I imagine this documentary is only showing (briefly and in very limited distribution) in the Philadelphia region. However, it is available via Amazon and, I hope, on demand some day.
It’s a fascinating look at the final years of Le Bec Fin, a classic French restaurant opened by Georges Perrier in Philadelphia in 1970. It went on to be named the best restaurant in the US and has been the flagship of fine dining until its close in 2013. OK, maybe it wasn’t much of a flagship since 2010, when this documentary first started shooting.
The best scenes were from a dinner for 80 fine dining club members. There’s a problem with the gas in the main kitchen, so all of the cooking has to be done from the downstairs prep kitchen. Fascinating to see the entire brigade and service staff scramble. And then one diner wants to swap out one of the courses for steak tartare . . . cooked medium rare Perrier wants to go out to the dining room to confront the crazy bitch, but chef Nicholas Elmi discourages him.
Perrier is famous in Philly as a crazy, yelling, demanding chef. And you see some of that in this movie. But you also see his human side (he is personally very charming). And it’s an interesting look at the changes in fine dining with the likes of Keller, Boulud and Ripert contributing.

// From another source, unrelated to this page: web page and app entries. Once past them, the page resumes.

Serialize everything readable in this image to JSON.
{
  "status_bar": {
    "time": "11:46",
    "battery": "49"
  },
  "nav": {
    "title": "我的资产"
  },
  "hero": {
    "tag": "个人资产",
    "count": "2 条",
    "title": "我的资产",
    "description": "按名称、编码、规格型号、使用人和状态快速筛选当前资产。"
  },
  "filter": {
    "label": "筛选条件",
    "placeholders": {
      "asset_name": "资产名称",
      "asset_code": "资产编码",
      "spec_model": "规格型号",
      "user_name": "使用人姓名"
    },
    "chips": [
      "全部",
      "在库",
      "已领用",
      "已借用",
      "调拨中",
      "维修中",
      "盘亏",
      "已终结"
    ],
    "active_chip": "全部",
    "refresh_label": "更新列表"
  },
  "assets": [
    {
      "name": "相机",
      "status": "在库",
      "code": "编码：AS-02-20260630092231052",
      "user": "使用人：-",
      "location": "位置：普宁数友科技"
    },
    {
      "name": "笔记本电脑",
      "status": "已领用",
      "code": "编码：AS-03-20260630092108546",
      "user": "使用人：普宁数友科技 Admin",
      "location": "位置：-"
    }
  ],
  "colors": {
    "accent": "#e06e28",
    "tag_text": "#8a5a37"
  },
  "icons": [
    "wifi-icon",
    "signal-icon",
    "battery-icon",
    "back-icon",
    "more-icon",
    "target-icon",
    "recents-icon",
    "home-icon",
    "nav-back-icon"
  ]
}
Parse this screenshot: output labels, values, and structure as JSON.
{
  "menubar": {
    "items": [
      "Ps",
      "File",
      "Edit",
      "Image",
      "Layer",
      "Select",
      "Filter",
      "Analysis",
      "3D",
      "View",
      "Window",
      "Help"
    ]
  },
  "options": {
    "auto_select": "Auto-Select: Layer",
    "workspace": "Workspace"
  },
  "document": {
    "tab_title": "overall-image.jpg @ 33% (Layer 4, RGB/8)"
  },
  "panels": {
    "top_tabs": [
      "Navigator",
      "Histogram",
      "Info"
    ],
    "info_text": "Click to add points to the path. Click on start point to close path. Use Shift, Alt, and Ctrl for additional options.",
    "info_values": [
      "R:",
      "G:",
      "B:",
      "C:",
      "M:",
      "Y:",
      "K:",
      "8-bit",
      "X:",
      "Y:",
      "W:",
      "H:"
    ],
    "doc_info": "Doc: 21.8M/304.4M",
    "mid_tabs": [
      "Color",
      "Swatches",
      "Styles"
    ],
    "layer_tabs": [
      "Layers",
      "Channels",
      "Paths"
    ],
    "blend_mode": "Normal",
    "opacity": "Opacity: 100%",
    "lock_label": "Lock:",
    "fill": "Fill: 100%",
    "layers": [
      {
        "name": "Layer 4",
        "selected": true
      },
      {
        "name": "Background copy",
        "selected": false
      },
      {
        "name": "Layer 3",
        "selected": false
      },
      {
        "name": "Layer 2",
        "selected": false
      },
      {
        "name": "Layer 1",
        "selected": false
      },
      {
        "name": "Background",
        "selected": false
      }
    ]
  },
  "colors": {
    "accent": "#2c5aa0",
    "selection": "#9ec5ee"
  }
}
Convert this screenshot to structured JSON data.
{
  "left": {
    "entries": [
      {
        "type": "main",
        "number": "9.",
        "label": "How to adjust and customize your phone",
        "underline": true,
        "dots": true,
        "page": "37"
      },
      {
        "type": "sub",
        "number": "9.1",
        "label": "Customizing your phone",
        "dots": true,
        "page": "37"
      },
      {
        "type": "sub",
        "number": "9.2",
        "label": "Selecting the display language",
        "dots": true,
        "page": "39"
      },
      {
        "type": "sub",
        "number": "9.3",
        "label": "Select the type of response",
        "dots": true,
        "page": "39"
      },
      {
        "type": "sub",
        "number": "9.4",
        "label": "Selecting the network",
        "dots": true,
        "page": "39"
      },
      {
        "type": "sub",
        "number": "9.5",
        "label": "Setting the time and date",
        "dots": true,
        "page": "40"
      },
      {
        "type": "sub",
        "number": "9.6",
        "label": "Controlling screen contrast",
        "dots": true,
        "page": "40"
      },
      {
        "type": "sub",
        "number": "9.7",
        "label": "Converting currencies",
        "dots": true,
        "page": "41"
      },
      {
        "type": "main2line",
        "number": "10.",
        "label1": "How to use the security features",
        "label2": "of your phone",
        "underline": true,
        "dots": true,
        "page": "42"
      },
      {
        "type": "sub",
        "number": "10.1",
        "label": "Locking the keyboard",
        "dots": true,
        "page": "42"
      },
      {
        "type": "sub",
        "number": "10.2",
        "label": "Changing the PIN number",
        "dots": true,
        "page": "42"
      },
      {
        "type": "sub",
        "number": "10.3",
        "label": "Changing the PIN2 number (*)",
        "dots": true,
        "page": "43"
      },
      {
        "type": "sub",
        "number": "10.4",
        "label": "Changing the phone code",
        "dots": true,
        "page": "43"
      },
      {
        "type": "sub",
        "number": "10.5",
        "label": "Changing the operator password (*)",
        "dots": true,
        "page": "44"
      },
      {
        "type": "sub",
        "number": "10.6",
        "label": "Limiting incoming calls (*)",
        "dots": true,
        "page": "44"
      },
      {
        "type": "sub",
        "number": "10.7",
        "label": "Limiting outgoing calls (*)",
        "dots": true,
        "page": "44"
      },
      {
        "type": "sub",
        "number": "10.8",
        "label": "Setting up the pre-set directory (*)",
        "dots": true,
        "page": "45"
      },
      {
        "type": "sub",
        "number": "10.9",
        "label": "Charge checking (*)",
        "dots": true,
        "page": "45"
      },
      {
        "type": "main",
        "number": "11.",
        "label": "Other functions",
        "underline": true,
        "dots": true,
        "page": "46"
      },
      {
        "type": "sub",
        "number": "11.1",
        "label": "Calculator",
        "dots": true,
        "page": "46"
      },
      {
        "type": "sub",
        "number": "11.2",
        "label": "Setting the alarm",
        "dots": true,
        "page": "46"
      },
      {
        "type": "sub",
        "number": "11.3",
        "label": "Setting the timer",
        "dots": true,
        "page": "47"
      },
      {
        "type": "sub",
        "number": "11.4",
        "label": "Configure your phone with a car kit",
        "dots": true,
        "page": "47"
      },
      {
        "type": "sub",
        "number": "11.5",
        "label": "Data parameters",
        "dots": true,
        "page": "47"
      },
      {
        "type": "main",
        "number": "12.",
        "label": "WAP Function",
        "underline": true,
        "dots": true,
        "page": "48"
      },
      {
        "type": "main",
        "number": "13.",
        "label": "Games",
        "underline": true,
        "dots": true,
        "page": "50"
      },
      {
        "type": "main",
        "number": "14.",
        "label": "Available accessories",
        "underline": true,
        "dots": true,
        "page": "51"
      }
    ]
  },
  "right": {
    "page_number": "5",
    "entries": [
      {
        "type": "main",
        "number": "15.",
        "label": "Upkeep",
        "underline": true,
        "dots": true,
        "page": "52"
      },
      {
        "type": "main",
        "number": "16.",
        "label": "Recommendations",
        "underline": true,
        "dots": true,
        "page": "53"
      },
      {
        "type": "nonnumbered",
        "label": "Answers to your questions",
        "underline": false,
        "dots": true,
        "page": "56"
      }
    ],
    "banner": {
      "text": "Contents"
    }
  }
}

It’s also an interesting look at the bond between Perrier and his last chef Nicholas Elmi (he of Top Chef fame who, Perrier confirms, does not like salt